%%

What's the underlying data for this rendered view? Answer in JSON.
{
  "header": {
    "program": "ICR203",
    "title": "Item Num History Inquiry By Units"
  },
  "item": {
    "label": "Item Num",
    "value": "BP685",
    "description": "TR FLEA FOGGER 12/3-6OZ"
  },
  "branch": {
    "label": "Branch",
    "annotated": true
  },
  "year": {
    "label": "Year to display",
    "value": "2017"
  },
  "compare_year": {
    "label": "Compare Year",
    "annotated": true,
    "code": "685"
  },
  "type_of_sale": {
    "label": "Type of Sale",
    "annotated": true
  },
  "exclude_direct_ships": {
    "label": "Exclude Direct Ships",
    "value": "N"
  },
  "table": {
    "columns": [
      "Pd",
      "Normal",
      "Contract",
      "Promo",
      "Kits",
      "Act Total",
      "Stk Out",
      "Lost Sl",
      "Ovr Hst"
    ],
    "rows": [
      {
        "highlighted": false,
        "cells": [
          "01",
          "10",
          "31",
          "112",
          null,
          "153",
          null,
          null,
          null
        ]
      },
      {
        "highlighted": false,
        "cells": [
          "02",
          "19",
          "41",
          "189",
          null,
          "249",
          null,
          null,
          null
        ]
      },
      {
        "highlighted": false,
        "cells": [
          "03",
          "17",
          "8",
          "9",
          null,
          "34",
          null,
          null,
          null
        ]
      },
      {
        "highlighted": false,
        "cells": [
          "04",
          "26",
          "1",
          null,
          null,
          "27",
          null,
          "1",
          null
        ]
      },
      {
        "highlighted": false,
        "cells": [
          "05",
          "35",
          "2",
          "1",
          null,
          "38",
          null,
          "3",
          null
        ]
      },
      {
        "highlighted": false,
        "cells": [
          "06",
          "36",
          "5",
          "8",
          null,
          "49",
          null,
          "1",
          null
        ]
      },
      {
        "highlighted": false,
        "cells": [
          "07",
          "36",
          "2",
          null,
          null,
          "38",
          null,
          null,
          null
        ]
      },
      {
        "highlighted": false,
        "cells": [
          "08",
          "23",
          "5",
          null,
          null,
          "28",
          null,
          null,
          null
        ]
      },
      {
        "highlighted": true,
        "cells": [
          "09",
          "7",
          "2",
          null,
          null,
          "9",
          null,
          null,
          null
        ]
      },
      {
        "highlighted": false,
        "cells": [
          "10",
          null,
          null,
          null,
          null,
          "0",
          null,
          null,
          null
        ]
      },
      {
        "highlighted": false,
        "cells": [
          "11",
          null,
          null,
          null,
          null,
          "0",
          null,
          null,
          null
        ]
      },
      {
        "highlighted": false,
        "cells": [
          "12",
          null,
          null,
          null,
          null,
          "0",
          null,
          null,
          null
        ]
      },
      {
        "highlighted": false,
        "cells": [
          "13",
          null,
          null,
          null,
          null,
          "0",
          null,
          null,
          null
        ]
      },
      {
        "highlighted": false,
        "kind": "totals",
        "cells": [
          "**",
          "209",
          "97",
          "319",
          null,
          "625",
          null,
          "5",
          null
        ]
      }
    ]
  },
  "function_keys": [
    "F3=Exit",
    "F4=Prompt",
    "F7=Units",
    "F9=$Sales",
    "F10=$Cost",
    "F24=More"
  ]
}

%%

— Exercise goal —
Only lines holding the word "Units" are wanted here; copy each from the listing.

— Exercise output —
    "title": "Item Num History Inquiry By Units"
    "F7=Units",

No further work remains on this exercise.